Vierbergen, Gijsbertus, 2014, Thysanoptera intercepted in the Netherlands on plant products from Ethiopia, with description of two new species of the genus Thrips, Zootaxa 3765 (3), pp. 269-278 : 277

publication ID

http://dx.doi.org/10.11646/zootaxa.3765.3.3

publication LSID

lsid:zoobank.org:pub:D336D8B5-DA64-436E-AC04-8FB94C8925A5

DOI

http://doi.org/10.5281/zenodo.6133546

persistent identifier

http://treatment.plazi.org/id/88548782-FFB2-3B17-A6A9-FE0BFD68FC67

treatment provided by

Plazi

scientific name

Haplothrips biformis Moulton
status

 

Haplothrips biformis Moulton  

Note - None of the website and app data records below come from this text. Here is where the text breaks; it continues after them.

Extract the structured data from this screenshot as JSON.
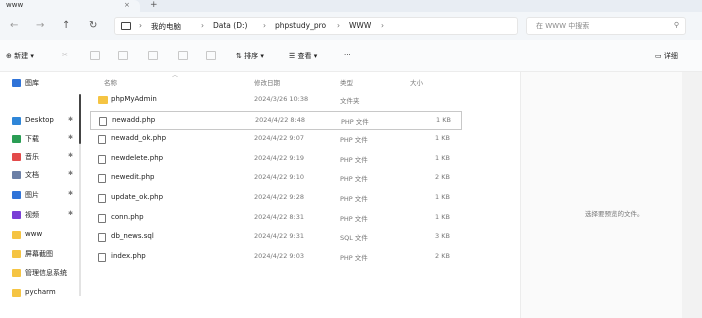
{
  "window": {
    "tab_title": "www",
    "tab_close": "×",
    "tab_add": "+"
  },
  "nav": {
    "back": "←",
    "forward": "→",
    "up": "↑",
    "refresh": "↻"
  },
  "address": {
    "expand": "›",
    "crumbs": [
      "我的电脑",
      "Data (D:)",
      "phpstudy_pro",
      "WWW"
    ],
    "separator": "›"
  },
  "search": {
    "placeholder": "在 WWW 中搜索",
    "icon": "⚲"
  },
  "toolbar": {
    "new_label": "新建",
    "sort_label": "排序",
    "view_label": "查看",
    "more_label": "···",
    "details_label": "详细"
  },
  "sidebar": {
    "items": [
      {
        "label": "图库",
        "icon": "gallery-icon",
        "color": "#2f73d8",
        "pinned": false
      },
      {
        "label": "Desktop",
        "icon": "desktop-icon",
        "color": "#2f86d8",
        "pinned": true
      },
      {
        "label": "下载",
        "icon": "download-icon",
        "color": "#2a9d54",
        "pinned": true
      },
      {
        "label": "音乐",
        "icon": "music-icon",
        "color": "#e34a4a",
        "pinned": true
      },
      {
        "label": "文档",
        "icon": "document-icon",
        "color": "#6b7fa6",
        "pinned": true
      },
      {
        "label": "图片",
        "icon": "picture-icon",
        "color": "#2f73d8",
        "pinned": true
      },
      {
        "label": "视频",
        "icon": "video-icon",
        "color": "#7a3fd6",
        "pinned": true
      },
      {
        "label": "www",
        "icon": "folder-icon",
        "color": "#f5c443",
        "pinned": false
      },
      {
        "label": "屏幕截图",
        "icon": "folder-icon",
        "color": "#f5c443",
        "pinned": false
      },
      {
        "label": "管理信息系统",
        "icon": "folder-icon",
        "color": "#f5c443",
        "pinned": false
      },
      {
        "label": "pycharm",
        "icon": "folder-icon",
        "color": "#f5c443",
        "pinned": false
      }
    ],
    "pin_glyph": "✱"
  },
  "columns": {
    "name": "名称",
    "date": "修改日期",
    "type": "类型",
    "size": "大小"
  },
  "files": [
    {
      "name": "phpMyAdmin",
      "date": "2024/3/26 10:38",
      "type": "文件夹",
      "size": "",
      "kind": "folder"
    },
    {
      "name": "newadd.php",
      "date": "2024/4/22 8:48",
      "type": "PHP 文件",
      "size": "1 KB",
      "kind": "file",
      "selected": true
    },
    {
      "name": "newadd_ok.php",
      "date": "2024/4/22 9:07",
      "type": "PHP 文件",
      "size": "1 KB",
      "kind": "file"
    },
    {
      "name": "newdelete.php",
      "date": "2024/4/22 9:19",
      "type": "PHP 文件",
      "size": "1 KB",
      "kind": "file"
    },
    {
      "name": "newedit.php",
      "date": "2024/4/22 9:10",
      "type": "PHP 文件",
      "size": "2 KB",
      "kind": "file"
    },
    {
      "name": "update_ok.php",
      "date": "2024/4/22 9:28",
      "type": "PHP 文件",
      "size": "1 KB",
      "kind": "file"
    },
    {
      "name": "conn.php",
      "date": "2024/4/22 8:31",
      "type": "PHP 文件",
      "size": "1 KB",
      "kind": "file"
    },
    {
      "name": "db_news.sql",
      "date": "2024/4/22 9:31",
      "type": "SQL 文件",
      "size": "3 KB",
      "kind": "file"
    },
    {
      "name": "index.php",
      "date": "2024/4/22 9:03",
      "type": "PHP 文件",
      "size": "2 KB",
      "kind": "file"
    }
  ],
  "preview": {
    "message": "选择要预览的文件。"
  }
}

This species is known from Ethiopia only. The material Moulton (1928) used for his description was taken in the Jem-Jem Forest on 22.ix. 1926 by J. Omer-Cooper. Hugh Scott collected in the same period there and he reported Meyrick (1932) some peculiarities of this location. The forest, “about 45 miles west of Addis Abeba, is a dense forest composed mainly of lofty conifers, Juniperus procera   and Podocarpus   , but with a great variety of other trees and bushes, and open grassy and flowery glades”. Numerous females and males of H. biformis   were sampled there from Asteraceae   , identified as Guizotia   and Coreopsis   . Due to these common host plants and the occurrence in high number the species is probably not rare in the Region around Addis Abeba. Additionally, it was found again there in 1980 ( Jenser 1989). During import inspection it was collected twice from Ethiopian products in the Rijnsburg flower auction (2.xii. 2004, Rosa   cut flower, 1 female; 25.iv. 2007, Dianthus   cut flower, 1 female, J.G. de Zeeuw). The female of H. biformis   has the following combination of discriminating characters: all dorsal setae light and transparent; antennal segment III with two sense cones, light brown in colour, other segments dark brown (Fig. 23); length of postocular setae slightly longer than distance between hind ocelli (Fig. 24); pronotal anteromarginal setae minute to about 1.5 times the diameter of an ocellus; fore wings with 5–8 duplicated cilia (Fig. 25); abdominal tube about 2.5 times longer than basal width (Fig. 26); postocular, pronotal epimeral and posteroangular, basal fore wing and lateral abdominal setae apically pointed.